Which three Jew­ish writ­ers, dead or alive, would you most like to have din­ner with?

Yehu­da Amichai, Mau­rice Sendak, and Emma Gold­man.
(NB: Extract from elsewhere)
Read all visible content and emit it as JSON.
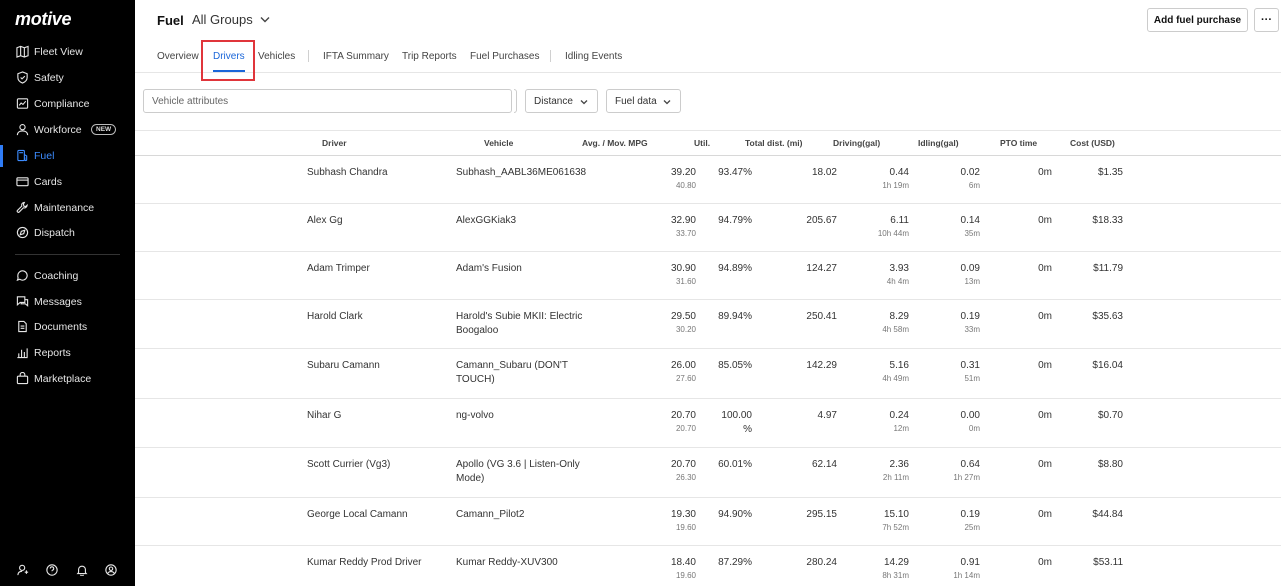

I’d just love to lis­ten to their stories.

What’s your favorite book that no one else has heard of?

Very few peo­ple have read Into That Dark­ness by Git­ta Sere­ny. You can’t call it a favorite” but it haunts me.

Which Jew­ish writ­ers work­ing today do you admire most?

Par­tic­u­lar­ly now, I’m grate­ful to jour­nal­ists in gen­er­al — and those I admire most almost all hap­pen to be Jewish.

What are you read­ing right now?

I just fin­ished Esme Wei­jun Wang’s The Col­lec­tive Schiz­o­phre­nias and am about to begin the late David Ceserani’s final mas­ter­piece, Final Solu­tion: The Fate of the Jews 1933 – 1949.

What are your great­est cre­ative influ­ences (oth­er than books)?

Bak­ing and archi­tec­ture (and Net­flix shows about bak­ing and archi­tec­ture). Just like writ­ing a book, bak­ing and build­ing are about tak­ing pieces and putting them togeth­er in the right order to make some­thing great.

What do you hope read­ers will take away from your book?

I hope read­ers will be inspired by the sto­ry of the War Refugee Board, a group of ded­i­cat­ed Amer­i­cans who altered U.S. pol­i­cy towards Euro­pean Jew­ish refugees and saved tens of thou­sands of lives dur­ing the Holo­caust. It is a reminder that debates about refugees are not new — and that if we keep rais­ing our voic­es, change is possible.